Picasso: A Cubist Commission in Brooklyn
The Metropolitan Museum of Art presents an exhibition that explores a less known chapter of the Spanish painter, Picasso, where he explored and played with cubism.
In 1910 Pablo Picasso (1881–1973) embarked on a decorative commission for the Brooklyn residence of artist, collector, and critic Hamilton Easter Field (1873–1922), whom he had met in Paris the year before. The artist’s brief called for as many as eleven panels to line the walls of Field’s home library and form an enveloping aesthetic whole. The proposed room offered Picasso his first opportunity to move beyond easel painting and apply his radical Cubist style to decorative painting formats of challenging size and proportion. Working from his studio in France, the artist completed a group of figure and still life compositions, but the commission was never realized.

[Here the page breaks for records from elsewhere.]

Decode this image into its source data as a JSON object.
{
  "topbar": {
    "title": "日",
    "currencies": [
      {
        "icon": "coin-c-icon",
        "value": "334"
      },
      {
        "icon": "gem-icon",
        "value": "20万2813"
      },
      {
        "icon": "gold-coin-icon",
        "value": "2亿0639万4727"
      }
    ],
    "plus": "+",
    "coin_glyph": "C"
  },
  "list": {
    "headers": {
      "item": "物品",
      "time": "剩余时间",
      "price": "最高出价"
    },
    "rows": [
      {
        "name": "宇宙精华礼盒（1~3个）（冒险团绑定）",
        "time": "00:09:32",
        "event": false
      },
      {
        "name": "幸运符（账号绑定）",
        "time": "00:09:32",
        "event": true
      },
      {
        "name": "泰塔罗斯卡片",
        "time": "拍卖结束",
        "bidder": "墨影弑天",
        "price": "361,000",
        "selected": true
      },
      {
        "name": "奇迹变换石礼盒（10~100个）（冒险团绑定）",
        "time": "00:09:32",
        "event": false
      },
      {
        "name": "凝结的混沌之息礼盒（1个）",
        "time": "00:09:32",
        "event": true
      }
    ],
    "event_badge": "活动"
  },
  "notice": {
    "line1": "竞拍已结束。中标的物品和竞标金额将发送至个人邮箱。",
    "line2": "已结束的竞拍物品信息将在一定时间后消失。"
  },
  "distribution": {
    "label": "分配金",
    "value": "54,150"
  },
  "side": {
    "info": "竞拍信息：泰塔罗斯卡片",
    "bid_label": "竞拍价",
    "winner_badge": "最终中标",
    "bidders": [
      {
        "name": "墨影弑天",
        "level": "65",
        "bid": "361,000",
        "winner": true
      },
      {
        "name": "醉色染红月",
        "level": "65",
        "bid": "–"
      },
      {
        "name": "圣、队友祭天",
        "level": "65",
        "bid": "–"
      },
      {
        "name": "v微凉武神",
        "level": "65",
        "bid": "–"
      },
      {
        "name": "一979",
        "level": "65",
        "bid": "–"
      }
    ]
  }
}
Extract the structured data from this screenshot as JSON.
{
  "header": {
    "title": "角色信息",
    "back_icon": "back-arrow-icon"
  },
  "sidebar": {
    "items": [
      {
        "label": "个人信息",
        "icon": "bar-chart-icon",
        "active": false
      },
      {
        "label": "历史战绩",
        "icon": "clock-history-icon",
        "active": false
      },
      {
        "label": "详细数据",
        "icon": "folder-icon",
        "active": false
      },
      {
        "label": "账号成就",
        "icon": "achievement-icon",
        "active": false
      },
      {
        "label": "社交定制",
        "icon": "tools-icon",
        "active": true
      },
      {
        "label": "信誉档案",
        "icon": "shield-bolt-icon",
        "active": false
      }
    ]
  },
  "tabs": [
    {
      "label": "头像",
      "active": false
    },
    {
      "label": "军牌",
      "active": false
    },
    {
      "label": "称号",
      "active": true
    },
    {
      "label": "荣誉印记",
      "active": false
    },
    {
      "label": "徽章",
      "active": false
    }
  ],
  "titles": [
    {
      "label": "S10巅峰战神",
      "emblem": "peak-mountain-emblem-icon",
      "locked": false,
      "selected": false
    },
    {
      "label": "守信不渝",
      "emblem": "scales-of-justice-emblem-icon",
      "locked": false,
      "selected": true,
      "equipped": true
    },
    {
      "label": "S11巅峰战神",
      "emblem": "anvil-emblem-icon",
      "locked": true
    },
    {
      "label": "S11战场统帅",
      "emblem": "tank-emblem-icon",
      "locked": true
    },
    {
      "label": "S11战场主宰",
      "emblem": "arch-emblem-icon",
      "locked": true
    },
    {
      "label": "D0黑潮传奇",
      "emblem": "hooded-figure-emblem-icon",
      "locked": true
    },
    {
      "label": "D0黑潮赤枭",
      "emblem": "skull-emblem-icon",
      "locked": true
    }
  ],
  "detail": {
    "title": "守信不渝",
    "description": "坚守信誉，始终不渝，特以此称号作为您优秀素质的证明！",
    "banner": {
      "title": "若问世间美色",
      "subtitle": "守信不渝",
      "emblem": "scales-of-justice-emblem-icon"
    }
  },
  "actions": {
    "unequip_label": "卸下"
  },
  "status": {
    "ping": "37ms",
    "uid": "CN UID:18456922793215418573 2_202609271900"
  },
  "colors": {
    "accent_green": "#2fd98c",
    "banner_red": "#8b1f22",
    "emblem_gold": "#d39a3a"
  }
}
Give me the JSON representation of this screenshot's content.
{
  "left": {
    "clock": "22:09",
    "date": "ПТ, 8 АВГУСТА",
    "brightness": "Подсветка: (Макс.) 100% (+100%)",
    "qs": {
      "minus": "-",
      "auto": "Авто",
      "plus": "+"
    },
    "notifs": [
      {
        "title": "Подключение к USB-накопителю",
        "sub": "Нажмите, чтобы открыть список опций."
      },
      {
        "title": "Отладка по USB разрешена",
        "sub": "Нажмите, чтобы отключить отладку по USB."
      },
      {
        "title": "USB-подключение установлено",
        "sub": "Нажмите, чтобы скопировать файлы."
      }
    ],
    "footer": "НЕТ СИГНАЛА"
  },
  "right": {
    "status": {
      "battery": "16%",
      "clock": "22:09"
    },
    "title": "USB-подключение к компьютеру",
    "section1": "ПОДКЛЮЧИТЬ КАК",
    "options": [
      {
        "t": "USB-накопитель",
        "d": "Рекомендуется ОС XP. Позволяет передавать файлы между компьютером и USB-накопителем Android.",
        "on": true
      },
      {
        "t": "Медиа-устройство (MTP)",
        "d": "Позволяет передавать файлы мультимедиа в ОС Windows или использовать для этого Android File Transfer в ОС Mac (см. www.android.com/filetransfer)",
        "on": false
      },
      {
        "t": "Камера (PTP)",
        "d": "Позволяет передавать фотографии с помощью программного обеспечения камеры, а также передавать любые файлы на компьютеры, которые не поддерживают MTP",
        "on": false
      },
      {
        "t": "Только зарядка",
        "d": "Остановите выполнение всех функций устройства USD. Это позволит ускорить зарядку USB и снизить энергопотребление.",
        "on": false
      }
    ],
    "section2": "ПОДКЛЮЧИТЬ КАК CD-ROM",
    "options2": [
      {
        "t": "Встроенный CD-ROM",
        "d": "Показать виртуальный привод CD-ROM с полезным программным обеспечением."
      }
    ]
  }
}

The exhibition is the first to present this little-known chapter of Picasso’s Cubist period and provides an occasion to consider Cubism in relation to decorative painting conventions and architectural space. It brings together six extant canvas panels and related works, as well as archival material on Field, Picasso, and the site of the commission.
Picasso: A Cubist Commission in Brooklyn is the second in a series of focused research exhibitions under the auspices of the Leonard A. Lauder Research Center for Modern Art. This exhibition is a participant in the international Picasso Celebration 1973-2023, which marks the fiftieth anniversary of the artist’s death.